London Horror Comic Review in SFX Magazine
The London Horror Comic gets four out of five stars in this month’s issue of Sfx magazine (#165 in stores now).
Charlie Hodge describes one story as laugh out loud funny and like a horror Curb Your Enthusiasm – which had me punching the air on the platform as I read the review on the way to work.
This places it on equal footing with Garth Ennis’ Dan Dare (4 stars also) and slightly ahead of DC’s The Un-Men (3 and a half).
The fact that this little self published book of mine can stand with the big guns makes me feel like a parent at a school sports day, watching his child keep pace with Linford Christie.
There’s also an excellent piece about Mark Millar and Bryan Hitch’s upcoming work on the Fantastic Four, an interview with the superb Simon Spurrier and Warren Ellis’ entertaining take on the new Dan Dare. Go buy.
Roll on 2008 and issue 2!
Review of London Horror Comic
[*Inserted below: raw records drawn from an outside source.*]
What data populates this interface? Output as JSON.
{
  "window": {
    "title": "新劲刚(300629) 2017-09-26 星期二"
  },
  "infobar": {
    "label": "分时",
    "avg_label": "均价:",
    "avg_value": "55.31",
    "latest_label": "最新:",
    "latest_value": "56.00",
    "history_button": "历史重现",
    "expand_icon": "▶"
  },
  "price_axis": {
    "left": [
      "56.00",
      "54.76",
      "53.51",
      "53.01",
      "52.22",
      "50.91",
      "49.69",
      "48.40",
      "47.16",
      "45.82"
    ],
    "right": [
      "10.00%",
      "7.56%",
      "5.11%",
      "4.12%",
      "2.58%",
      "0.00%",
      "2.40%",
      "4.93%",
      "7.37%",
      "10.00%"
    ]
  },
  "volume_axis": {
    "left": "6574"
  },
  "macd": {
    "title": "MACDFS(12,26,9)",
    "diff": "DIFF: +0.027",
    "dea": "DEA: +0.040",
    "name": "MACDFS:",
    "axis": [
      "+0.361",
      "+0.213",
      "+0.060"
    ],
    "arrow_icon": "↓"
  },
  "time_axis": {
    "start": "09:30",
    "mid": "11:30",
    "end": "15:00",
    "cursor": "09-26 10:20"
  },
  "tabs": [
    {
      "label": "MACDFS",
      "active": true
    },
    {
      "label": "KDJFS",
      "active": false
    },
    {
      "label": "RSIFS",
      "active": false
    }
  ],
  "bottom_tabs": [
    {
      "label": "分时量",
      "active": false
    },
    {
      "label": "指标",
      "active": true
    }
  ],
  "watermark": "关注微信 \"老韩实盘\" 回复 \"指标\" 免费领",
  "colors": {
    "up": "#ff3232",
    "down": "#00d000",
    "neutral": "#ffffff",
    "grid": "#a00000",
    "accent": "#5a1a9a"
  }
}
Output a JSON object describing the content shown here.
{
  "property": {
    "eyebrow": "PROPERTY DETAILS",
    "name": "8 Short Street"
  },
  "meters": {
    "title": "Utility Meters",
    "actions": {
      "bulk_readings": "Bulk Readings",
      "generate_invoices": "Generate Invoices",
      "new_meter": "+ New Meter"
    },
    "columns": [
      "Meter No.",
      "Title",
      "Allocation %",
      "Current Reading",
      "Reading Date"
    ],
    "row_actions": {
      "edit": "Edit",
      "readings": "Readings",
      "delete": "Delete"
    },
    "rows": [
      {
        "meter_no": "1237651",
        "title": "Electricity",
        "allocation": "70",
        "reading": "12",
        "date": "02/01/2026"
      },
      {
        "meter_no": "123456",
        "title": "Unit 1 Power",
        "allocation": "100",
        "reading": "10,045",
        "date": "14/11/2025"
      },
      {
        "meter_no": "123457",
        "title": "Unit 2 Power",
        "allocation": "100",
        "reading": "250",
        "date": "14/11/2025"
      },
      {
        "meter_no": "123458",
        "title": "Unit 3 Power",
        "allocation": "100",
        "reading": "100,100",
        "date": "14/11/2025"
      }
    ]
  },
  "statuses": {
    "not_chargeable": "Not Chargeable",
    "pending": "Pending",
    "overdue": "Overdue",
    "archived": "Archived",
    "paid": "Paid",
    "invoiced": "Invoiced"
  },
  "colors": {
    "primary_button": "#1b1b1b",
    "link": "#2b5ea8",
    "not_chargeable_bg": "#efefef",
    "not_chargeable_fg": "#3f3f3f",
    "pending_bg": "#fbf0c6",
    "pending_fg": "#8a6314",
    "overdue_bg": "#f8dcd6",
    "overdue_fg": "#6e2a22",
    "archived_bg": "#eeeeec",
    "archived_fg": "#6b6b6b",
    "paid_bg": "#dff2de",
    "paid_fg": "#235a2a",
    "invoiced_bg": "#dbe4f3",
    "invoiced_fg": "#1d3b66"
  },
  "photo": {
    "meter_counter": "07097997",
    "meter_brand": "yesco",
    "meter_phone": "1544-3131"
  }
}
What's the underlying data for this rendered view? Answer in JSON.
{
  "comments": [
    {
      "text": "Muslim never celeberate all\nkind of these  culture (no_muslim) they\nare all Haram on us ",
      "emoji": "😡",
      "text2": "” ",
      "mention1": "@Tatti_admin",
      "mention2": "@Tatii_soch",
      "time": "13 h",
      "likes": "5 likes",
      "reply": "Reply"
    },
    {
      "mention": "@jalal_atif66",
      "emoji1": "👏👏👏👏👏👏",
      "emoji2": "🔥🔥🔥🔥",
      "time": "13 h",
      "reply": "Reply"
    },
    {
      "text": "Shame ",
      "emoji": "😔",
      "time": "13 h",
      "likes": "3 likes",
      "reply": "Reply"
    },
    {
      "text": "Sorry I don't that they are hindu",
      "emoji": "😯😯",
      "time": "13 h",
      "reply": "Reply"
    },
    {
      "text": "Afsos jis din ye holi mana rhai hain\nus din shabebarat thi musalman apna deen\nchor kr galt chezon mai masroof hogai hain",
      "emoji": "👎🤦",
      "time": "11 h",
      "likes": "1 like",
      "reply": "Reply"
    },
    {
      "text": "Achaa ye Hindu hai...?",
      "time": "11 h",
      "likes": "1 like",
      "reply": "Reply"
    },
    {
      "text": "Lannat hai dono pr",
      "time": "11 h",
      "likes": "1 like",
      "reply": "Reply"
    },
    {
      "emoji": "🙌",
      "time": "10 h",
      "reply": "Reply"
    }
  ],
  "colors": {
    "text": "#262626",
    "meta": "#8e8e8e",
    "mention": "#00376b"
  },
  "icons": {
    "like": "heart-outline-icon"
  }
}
Over at NoisetoSignal.org
The Killing of John Lennon – review
The Biography Channel did a chilling documentary about Mark Chapman a few years ago. It worked well because it showed what The Beatles and Lennon meant to Chapman at specific points in his life and how events turned Chapman’s hero worship into hate and led him to commit murder.
Unfortunately, this latest film does none of that. It follows Chapman’s life in the eight months leading up to the act – an odd decision, since from the beginning and throughout the film, Chapman is presented as being nothing other than crazy.
You sit watching the film hoping to gain some insight into why he did what he did, but all you’re presented with is a running monologue of how he felt.
That said, the performance of Jonas Ball as Mark Chapman is brilliant and manages to nail that slightly off-kilter creepy quality you’d expect to find from a man on the street.
Glengerry Glen Ross @ Apollo, London – review
David Mamet’s script is biting and hooks you just as well on stage as it does in the screen version – good dialogue travels.
My only problem was that the film with Al Pacino and Jack Lemmon was so well acted, it throws down a difficult gauntlet for this version – or any stage version – to live up to.
Jonathan Pryce is convincing as Levene but doesn’t, IMHO, handle the change in moods from desperation to smugness and desperation again, as gracefully as Lemon did. The change in what Levene wants and how he goes about getting it appears a little rushed.
Aiden Gillen who plays Ricky Roma (Pacino in the film) explodes on stage with a performance that is pure fun to watch. It’s a role that’s played loud here, rather than with Pacino’s subtlety, and the play works the better for it.
The omission of the film scene where Alec Baldwin explains that the salesmen have until tonight to close deals or face the boot might leave some a bit bewildered about the plot. But as long as you remember they’re salesmen and they hustle for a living, that’s all you need to know.
Links to other reviews: